Most mornings I walk into my office and open the window because it’s too hot in there. Why? Because of the hardware I keep running. I usually have a minimum of three computers along with four or five NAS devices, routers, printers, and usually half a dozen devices charging. My iMac is rated at 365W with a heat output of 1,245 BTU/h and the other machines probably nearly triple that so my office is producing around 3,000 BTU/h, all day, every day.
Now, 50 gallons of water (that’s the capacity of my hot water tank) weighs in at around 418 pounds and to raise one pound of water by one degree takes one BTU so my gear could, in theory, raise my hot water tank’s temperature by about 7 degrees F per hour or 56 degrees F overnight (assuming 8 hours). Add to that the hugely increased heat output when I’ve got a couple of browsers, virtual machines, and huge apps like Photoshop or Illustrator running on two or more machines and that’s a lot of BTUs being wasted. And in thinking about all the energy wasted by electronics in my home I’ve not mentioned the TVs, Xboxes, Apple TVs, etc., etc.
Of course capturing all of the waste thermal energy from all of those devices isn’t easy; you’d need integrated systems that efficiently harvest the waste heat and integrate it with water and premises heating systems.
It was this kind of thinking that got Lawrence Orsini started on Project Exergy. Orsini’s starting point was that rather than reducing the heat output from computers let’s crank it up and make it useful. From a Project Energy press release:
Project Exergy wants to combine the largest energy consuming end use in our country, heating and cooling, with the fastest growing consumer of energy today, computation. Our goal is to eventually eliminate 2% of US electricity consumption by distributing rapidly growing data center and cloud computation loads to existing buildings. By shifting the energy consumed and heat created in Data Centers today to residential homes, we could displace the heating energy used in approximately ⅔ of single family homes across the US.
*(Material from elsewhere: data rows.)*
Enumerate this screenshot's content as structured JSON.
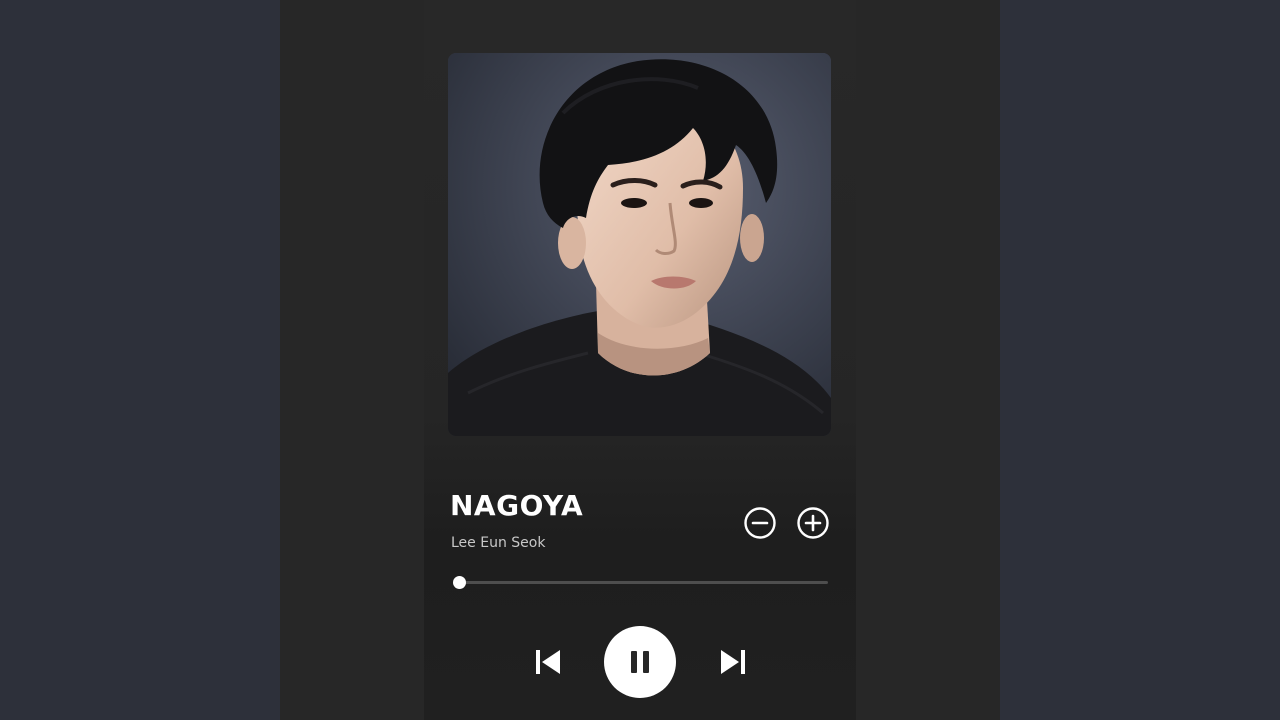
{
  "track": {
    "title": "NAGOYA",
    "artist": "Lee Eun Seok",
    "progress_fraction": 0.0,
    "is_playing": true
  },
  "icons": {
    "remove": "minus-circle-icon",
    "add": "plus-circle-icon",
    "previous": "skip-previous-icon",
    "pause": "pause-icon",
    "next": "skip-next-icon"
  },
  "colors": {
    "background": "#2d303a",
    "card": "#272727",
    "text_primary": "#ffffff",
    "text_secondary": "#c8c8c8",
    "track": "#4e4e4e"
  }
}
Why do we need separate devices for our Xbox, computer, cable television box, modems, routers, laptops, etc. when each one of those devices wastes the heat it generates by running. Instead, why don’t we think about all of that functionality in just one device that efficiently does the computation necessary to run your Xbox, computer, modem, etc and makes better use of the heat generated from running those devices.
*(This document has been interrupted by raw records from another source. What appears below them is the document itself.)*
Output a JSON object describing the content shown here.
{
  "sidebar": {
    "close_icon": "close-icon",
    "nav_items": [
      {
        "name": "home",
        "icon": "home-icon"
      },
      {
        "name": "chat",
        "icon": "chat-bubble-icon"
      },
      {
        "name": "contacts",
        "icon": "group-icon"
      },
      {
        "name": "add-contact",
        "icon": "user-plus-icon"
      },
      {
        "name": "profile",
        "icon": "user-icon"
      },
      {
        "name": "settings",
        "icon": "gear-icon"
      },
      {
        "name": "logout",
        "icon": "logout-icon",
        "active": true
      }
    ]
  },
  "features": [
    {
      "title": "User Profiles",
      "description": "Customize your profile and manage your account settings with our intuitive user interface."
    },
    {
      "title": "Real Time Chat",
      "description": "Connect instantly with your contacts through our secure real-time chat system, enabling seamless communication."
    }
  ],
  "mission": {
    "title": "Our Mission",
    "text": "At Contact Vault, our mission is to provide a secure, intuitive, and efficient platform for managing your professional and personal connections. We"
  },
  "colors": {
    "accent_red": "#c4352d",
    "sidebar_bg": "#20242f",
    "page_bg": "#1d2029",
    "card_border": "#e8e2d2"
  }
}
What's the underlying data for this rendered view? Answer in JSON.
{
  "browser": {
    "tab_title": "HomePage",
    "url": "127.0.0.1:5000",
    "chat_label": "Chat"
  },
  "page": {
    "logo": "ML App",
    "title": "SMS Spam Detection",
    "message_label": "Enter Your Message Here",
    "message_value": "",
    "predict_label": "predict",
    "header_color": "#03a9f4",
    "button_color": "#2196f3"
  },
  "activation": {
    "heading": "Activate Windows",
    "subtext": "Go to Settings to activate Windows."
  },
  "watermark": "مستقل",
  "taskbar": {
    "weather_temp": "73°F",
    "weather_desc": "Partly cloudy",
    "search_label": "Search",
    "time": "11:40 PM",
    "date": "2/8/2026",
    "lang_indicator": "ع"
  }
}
If the project gets any real traction in the future many homes and offices will have one or more Project Exergy-style platforms and, in theory, separate high-power hardware for gaming and productivity work would no longer exist. Of course, that presumes that the services of customized devices such as game consoles be delivered by platforms like Project Exergy's but the core idea is sound and multiple Project Exergy nodes could provide a cloud computing infrastructure and create distributed data centers for towns and cities (of course, to be truly effective, gigabit metro area network infrastructure with top tier Internet connections would be required).
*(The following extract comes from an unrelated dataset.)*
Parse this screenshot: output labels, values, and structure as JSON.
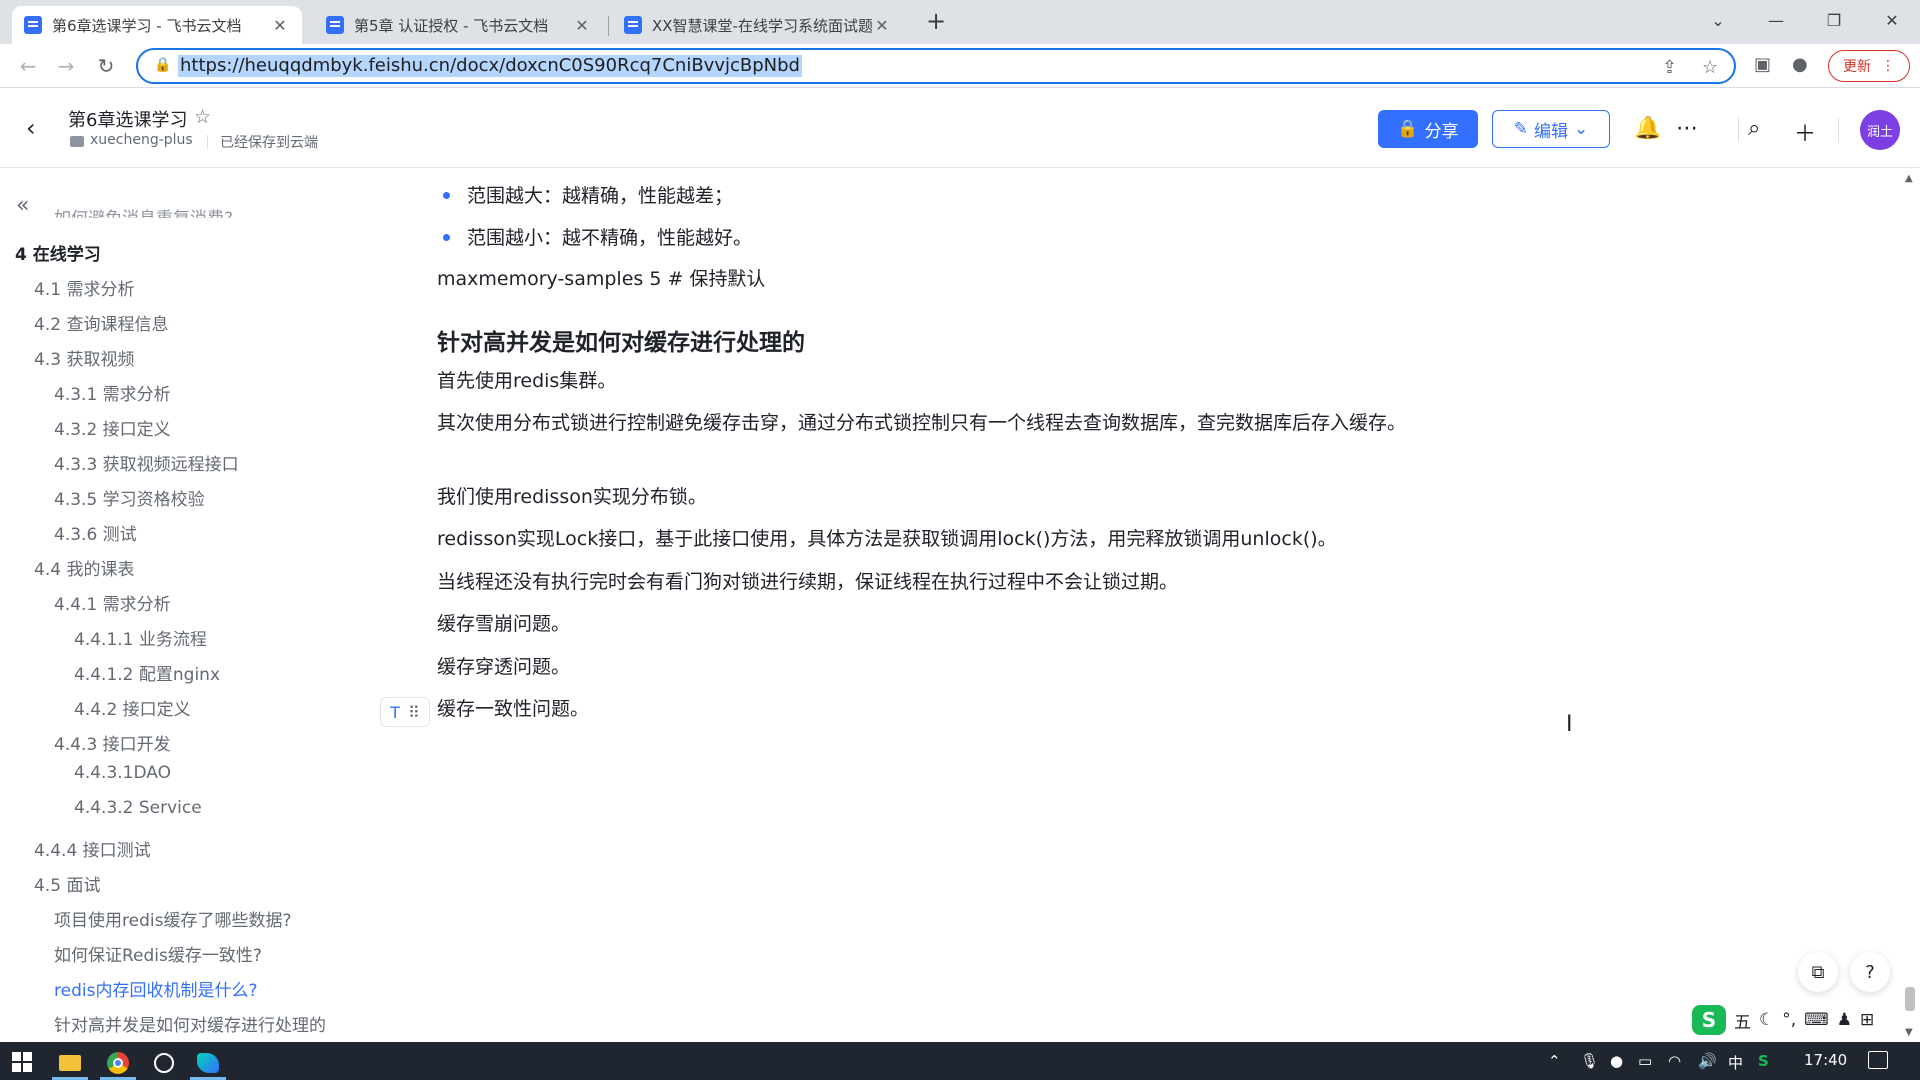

The Project Exergy team have prototyped several machines (all fluid-cooled designs using off-the-shelf components) and their results look promising. The team has also been contacted by the government’s Advanced Research Projects Agency-Energy (ARPA-E) and asked to submit a paper which will hopefully lead to research funding.
To fund further development Project Exergy will be launching a Kickstarter campaign on February 1, 2015.
So, is this the future of home heating and cloud computing?